### SUPPLIED DATA

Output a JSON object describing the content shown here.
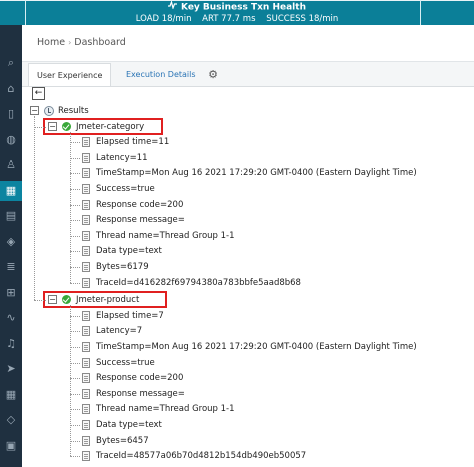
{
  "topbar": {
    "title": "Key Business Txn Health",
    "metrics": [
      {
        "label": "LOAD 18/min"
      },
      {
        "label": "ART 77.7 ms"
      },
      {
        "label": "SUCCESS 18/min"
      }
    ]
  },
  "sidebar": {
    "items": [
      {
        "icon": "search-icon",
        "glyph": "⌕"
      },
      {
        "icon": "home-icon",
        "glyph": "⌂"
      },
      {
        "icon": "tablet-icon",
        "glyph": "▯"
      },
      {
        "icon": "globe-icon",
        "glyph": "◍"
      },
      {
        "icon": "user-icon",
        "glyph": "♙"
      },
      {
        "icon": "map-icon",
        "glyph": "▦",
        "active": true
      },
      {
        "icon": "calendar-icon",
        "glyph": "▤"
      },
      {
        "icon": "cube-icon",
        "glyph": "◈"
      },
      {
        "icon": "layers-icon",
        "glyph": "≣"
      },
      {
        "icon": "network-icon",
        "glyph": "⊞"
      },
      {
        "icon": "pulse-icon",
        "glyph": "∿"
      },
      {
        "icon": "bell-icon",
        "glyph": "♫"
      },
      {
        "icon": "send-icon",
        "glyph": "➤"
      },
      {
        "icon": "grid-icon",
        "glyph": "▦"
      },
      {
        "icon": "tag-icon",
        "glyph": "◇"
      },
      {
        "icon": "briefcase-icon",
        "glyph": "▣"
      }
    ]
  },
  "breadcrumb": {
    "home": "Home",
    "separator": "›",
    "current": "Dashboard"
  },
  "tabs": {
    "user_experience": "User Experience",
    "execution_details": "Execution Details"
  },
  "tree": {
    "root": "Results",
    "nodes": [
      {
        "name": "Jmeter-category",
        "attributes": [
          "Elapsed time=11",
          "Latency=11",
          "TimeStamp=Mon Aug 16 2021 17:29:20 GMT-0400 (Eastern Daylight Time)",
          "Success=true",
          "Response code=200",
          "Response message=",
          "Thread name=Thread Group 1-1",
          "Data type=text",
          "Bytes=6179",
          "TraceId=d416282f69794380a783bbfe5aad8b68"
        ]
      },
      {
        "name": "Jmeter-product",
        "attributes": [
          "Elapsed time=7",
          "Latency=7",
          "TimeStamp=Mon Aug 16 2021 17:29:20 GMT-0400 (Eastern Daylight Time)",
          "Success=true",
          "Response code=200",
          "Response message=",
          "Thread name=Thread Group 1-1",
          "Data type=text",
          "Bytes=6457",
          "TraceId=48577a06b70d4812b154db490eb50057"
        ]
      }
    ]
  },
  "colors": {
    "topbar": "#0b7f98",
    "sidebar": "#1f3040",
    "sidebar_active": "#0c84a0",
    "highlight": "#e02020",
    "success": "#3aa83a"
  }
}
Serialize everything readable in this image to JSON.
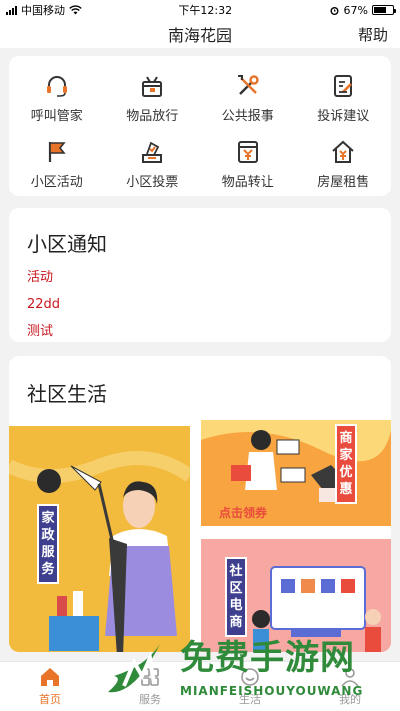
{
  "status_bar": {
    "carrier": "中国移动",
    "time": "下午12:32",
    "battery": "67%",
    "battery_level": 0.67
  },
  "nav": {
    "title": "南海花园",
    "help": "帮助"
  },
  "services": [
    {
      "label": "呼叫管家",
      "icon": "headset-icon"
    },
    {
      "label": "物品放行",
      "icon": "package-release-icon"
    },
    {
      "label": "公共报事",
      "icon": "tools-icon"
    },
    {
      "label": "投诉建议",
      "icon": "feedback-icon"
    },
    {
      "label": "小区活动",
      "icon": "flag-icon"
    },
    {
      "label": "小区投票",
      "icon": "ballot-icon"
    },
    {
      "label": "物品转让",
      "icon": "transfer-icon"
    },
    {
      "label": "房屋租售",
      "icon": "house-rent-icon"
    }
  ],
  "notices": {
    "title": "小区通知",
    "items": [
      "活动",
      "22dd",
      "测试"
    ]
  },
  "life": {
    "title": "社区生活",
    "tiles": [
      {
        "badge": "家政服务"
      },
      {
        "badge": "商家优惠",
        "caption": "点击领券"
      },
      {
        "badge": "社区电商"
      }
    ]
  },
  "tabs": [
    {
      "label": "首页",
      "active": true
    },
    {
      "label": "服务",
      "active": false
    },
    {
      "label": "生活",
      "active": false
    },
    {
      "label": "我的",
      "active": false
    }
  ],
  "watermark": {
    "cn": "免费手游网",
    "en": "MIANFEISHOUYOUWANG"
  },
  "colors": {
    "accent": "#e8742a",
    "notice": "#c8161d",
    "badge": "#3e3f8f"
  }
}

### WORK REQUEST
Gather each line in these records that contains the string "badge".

### ANSWER TO THE EXERCISE
        "badge": "家政服务"
        "badge": "商家优惠",
        "badge": "社区电商"
    "badge": "#3e3f8f"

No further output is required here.